Thin Places

Author name
Sheila Broderick, LCSW

It really is true what they say about being a parent.  One day their little chubby hand in yours crossing the street, telling you they want to live with you forever.  And the next, packing up and going to college.  I used to think of this as such a desperately sad thing.  But I have come to understand that these are the thin places, where the sacred meets the profane.  And you don’t get one without the other.

I walk around campus now and it is teeming with beautiful faces.  And while so often we wish for the quiet of the summer, I have to admit; it’s good to see everyone again.  Once again, I am part of a tribe, a thin place.
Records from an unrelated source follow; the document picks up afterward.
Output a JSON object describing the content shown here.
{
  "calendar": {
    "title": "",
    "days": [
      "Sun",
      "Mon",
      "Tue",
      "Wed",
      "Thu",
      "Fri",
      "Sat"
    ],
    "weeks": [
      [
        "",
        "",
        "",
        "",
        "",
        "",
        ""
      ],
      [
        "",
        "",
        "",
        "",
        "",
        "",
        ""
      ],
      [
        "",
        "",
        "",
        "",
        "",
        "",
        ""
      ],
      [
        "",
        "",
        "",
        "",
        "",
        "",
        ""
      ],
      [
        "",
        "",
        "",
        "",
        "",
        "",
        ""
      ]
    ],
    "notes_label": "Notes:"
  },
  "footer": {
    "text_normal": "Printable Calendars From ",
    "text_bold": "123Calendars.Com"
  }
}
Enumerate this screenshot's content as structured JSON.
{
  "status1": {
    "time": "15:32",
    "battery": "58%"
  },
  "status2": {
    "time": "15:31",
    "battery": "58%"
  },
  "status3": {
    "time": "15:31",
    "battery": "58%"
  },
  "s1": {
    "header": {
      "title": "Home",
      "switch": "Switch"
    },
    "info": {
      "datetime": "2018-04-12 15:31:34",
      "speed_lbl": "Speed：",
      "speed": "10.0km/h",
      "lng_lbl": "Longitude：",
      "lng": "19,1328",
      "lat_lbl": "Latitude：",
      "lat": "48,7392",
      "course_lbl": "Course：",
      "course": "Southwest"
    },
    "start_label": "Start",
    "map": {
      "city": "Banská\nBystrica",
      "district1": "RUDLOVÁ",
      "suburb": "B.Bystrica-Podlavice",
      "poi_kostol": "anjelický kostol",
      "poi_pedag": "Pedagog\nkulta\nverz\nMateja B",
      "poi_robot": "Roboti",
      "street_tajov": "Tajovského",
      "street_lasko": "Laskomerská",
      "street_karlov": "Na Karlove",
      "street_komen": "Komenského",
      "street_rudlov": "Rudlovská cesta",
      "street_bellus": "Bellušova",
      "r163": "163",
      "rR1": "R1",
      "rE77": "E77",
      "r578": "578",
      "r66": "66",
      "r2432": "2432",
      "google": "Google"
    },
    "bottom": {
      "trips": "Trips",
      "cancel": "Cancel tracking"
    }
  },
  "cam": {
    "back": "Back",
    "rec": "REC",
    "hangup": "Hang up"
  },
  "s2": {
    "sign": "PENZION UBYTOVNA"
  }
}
One of the biggest pleasures of my life has been observing my son grow into a decent human being.  Only yesterday it seems he came walking tearfully into my bedroom one night, all unkempt and puffy eyed from crying, to tell me that he just couldn’t decide.  “What honey, what can’t you decide?”  "When I grow up, I want to marry Elizabeth (a classmate in his newly formed kindergarten class) but I also want to marry you."  “Oh honey, you don’t have to decide that.  You can have everything you want and need,” I lied.  Lying is, afterall, a sacred tradition of parents the world over.

And then they move out, form intimate relationships, create community, pay most of their own way in the world.  And you think, "well, they are all grown up.  They don’t need me anymore."  And then the phone chirps.

And you are greeted with the same tearful voice a few octaves lower, grieving for the passing of a beloved cat in a very sudden and traumatic way.  To watch him and his partner bring this kitten into their lives and take care of him, make decisions for his welfare together, negotiate, compromise and sacrifice for the good of another being is a thin place.

To know that he no longer needs me there to figure out you have to dig the grave and do the next thing, you grieve, you cry together, you talk through your sorrow and you hold one another and you don’t go to class, you don’t go to work.  You put on black clothing, pull the blinds, so to speak, and you feel the pain.  To know he knows this, that he has someone to hold and to be held by is indeed for me to know god.

For all of you Duke parents out there and parents of other emerging adults, I am excited for the thin places you will discover this year.   And, thank you for sending us your children.  Campus is a lot more beautiful this week than it has been all summer.